Employees usually work overtime because they want to earn extra money, or they want to look good in simple order to get the desired business promotion they need. As a business owner, however, you have to make it clear if your company allows overtime or not, and what rules govern the practice of rendering overtime. For this reason, you need to learn how to create a company policy regarding overtime.
Doing this will ensure that your employees do not abuse the overtime system as well as ensure that they understand when they may perform overtime duty. Here are the steps that should help you make your own overtime business policy. We have also provided some samples to serve as guides while you come up with your company’s own policies regarding overtime.
A busy period at work? If so, you’ll probably be thinking of extending your working hours to compensate for your unfinished tasks. If you’re an employer, you’ll probably come across employees who refuse to render overtime. Whether you are an employee who wants to know the policy of working more than your working hours or an employer who wants to emphasize the need for overtime, you can definitely use the above-mentioned overtime policy template for more. Try it out now!
Make a list of all the employees and then divide them into exempted and on-exempted employees with regards to their work. This way, it would get easier for you to make the right policy needed for all the employees. This will also make it easier for you to know who you have to pay and who you do not have to.
Make it clear as to how much of the overtime is accepted. Also, mention who can permit employees to do their overtime and how can the time be divided in the year. Take a look at overtime policies for more. Make sure that you mention the limitations and rules so that there is no extra use of overtime.

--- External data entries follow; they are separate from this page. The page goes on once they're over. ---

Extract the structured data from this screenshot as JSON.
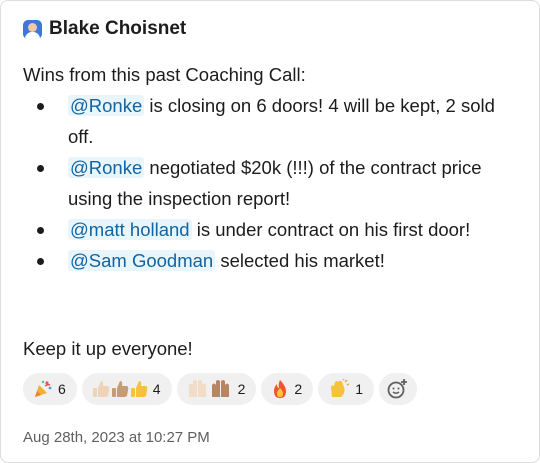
{
  "author": {
    "name": "Blake Choisnet"
  },
  "message": {
    "intro": "Wins from this past Coaching Call:",
    "items": [
      {
        "mention": "@Ronke",
        "text": " is closing on 6 doors! 4 will be kept, 2 sold off."
      },
      {
        "mention": "@Ronke",
        "text": " negotiated $20k (!!!) of the contract price using the inspection report!"
      },
      {
        "mention": "@matt holland",
        "text": " is under contract on his first door!"
      },
      {
        "mention": "@Sam Goodman",
        "text": " selected his market!"
      }
    ],
    "outro": "Keep it up everyone!"
  },
  "reactions": [
    {
      "icon": "party-popper-icon",
      "count": "6"
    },
    {
      "icon": "thumbs-up-icon",
      "count": "4"
    },
    {
      "icon": "raised-hands-icon",
      "count": "2"
    },
    {
      "icon": "fire-icon",
      "count": "2"
    },
    {
      "icon": "clapping-hands-icon",
      "count": "1"
    }
  ],
  "add_reaction_icon": "add-reaction-icon",
  "timestamp": "Aug 28th, 2023 at 10:27 PM"
}
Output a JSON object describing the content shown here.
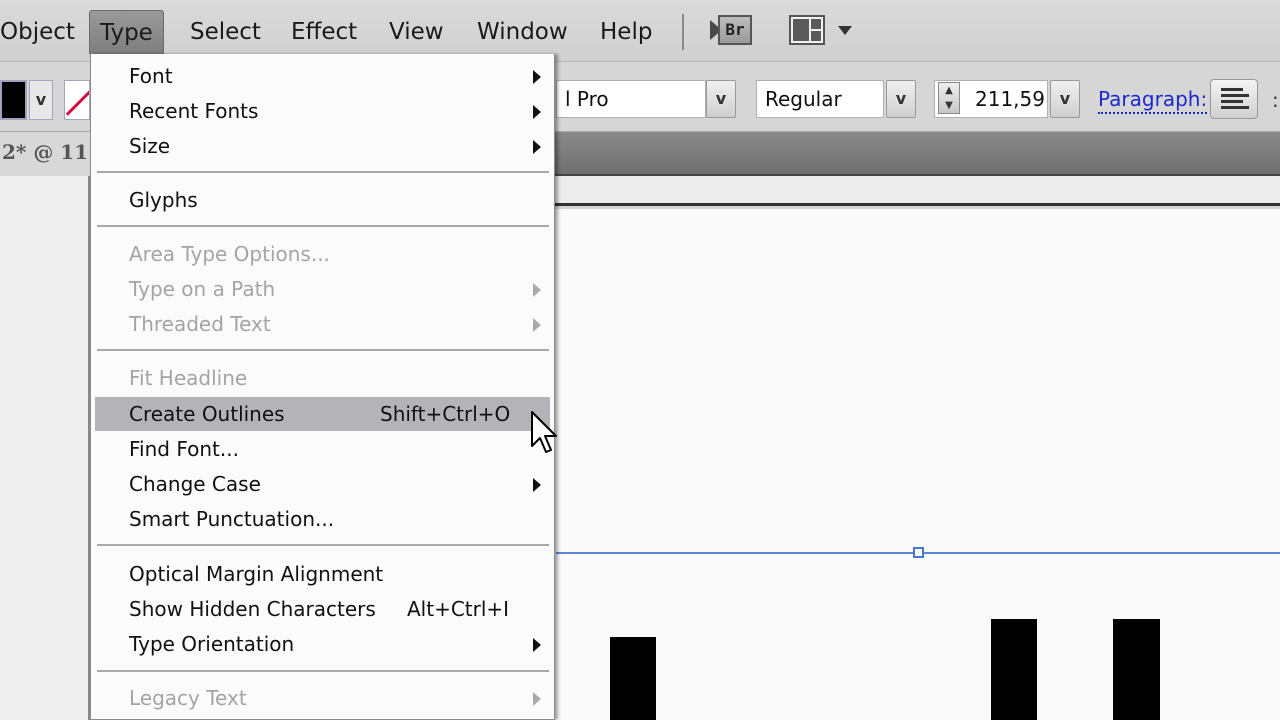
{
  "menubar": {
    "items": [
      {
        "label": "Object"
      },
      {
        "label": "Type",
        "active": true
      },
      {
        "label": "Select"
      },
      {
        "label": "Effect"
      },
      {
        "label": "View"
      },
      {
        "label": "Window"
      },
      {
        "label": "Help"
      }
    ],
    "bridge_icon_label": "Br",
    "icons": [
      "bridge-icon",
      "workspace-switcher-icon",
      "caret-down-icon"
    ]
  },
  "controlbar": {
    "fill_color": "#000000",
    "stroke_color": "none",
    "font_family_value": "l Pro",
    "font_style_value": "Regular",
    "font_size_value": "211,59",
    "paragraph_label": "Paragraph:",
    "chevron": "v"
  },
  "document": {
    "tab_label": "2* @ 11"
  },
  "type_menu": {
    "items": [
      {
        "label": "Font",
        "submenu": true,
        "enabled": true
      },
      {
        "label": "Recent Fonts",
        "submenu": true,
        "enabled": true
      },
      {
        "label": "Size",
        "submenu": true,
        "enabled": true
      },
      {
        "separator": true
      },
      {
        "label": "Glyphs",
        "enabled": true
      },
      {
        "separator": true
      },
      {
        "label": "Area Type Options...",
        "enabled": false
      },
      {
        "label": "Type on a Path",
        "submenu": true,
        "enabled": false
      },
      {
        "label": "Threaded Text",
        "submenu": true,
        "enabled": false
      },
      {
        "separator": true
      },
      {
        "label": "Fit Headline",
        "enabled": false
      },
      {
        "label": "Create Outlines",
        "shortcut": "Shift+Ctrl+O",
        "enabled": true,
        "highlighted": true
      },
      {
        "label": "Find Font...",
        "enabled": true
      },
      {
        "label": "Change Case",
        "submenu": true,
        "enabled": true
      },
      {
        "label": "Smart Punctuation...",
        "enabled": true
      },
      {
        "separator": true
      },
      {
        "label": "Optical Margin Alignment",
        "enabled": true
      },
      {
        "label": "Show Hidden Characters",
        "shortcut": "Alt+Ctrl+I",
        "enabled": true
      },
      {
        "label": "Type Orientation",
        "submenu": true,
        "enabled": true
      },
      {
        "separator": true
      },
      {
        "label": "Legacy Text",
        "submenu": true,
        "enabled": false
      }
    ]
  },
  "canvas": {
    "guide_color": "#5b86d6"
  }
}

It is very important that you mention all the laws your employees must obey with respect to the overtime duties they want to do. Make sure that they obey the state law by leaning what they are. This would also include reviewing their policies, how much to pay and how to calculate their OT duties.
It is very essential that you restrict the amount of business overtime an employee can work for. So, make sure that you mention the amount of time he/she can work for extra. hence compensating for their unfinished targets, tasks, and leaves taken without notice. Also, specify how you would be paying for this work done, and also, how much. Mention what are the rules and regulations for them to work during the weekends and also, special holidays.
Create a written policy that outlines everything needed and related to overtime. Make sure that the policy is inclusive of everything, but keep it short and simple to understand. Add all the exceptions and rules, and make sure that all your employees receive a copy. See that they do not abuse their overtimes and make correct use of them.
Some employees, by virtue of their compensation plan packages, are deemed ineligible for receiving overtime pay. All you have to remember is that non-exempt employees are allowed to be paid for overtime while those who are exempt cannot be paid for any overtime for employee work. Here are some examples of employees who are typically not paid for overtime work:
As stated before, there are some employees who are willing to abuse the overtime system so they can earn extra money without putting in the required amount of work schedule. So, to prevent this from happening, you can have general managers approve the requests of employees to work overtime. Make sure that the limitations and rules set in place are enforced fairly.
This is something you need to do as it is very crucial. Go through the current business policy on the amount of overtime that employees are allowed to render, how much you should pay them, and how to calculate the payment based on the employee’s contract and duties performed. These laws can vary from country to country and state to state, so make sure that you read up on them.
Make sure that everything about the sample policy is easy to understand. Keep the policy short but simple enough that all of your employees know when they can apply for overtime and how they can do so. Try not to make more than two exceptions to the rules, and make sure that employees receive a copy of the policy. Once the entire policy has been established, you can place this in the employee handbook and update it regularly or as needed.
If you would like to learn more about overtime policies or anything else related to the topic (such as how to make use of overtime sheets), then all you have to do is go through our other articles. Have fun reading!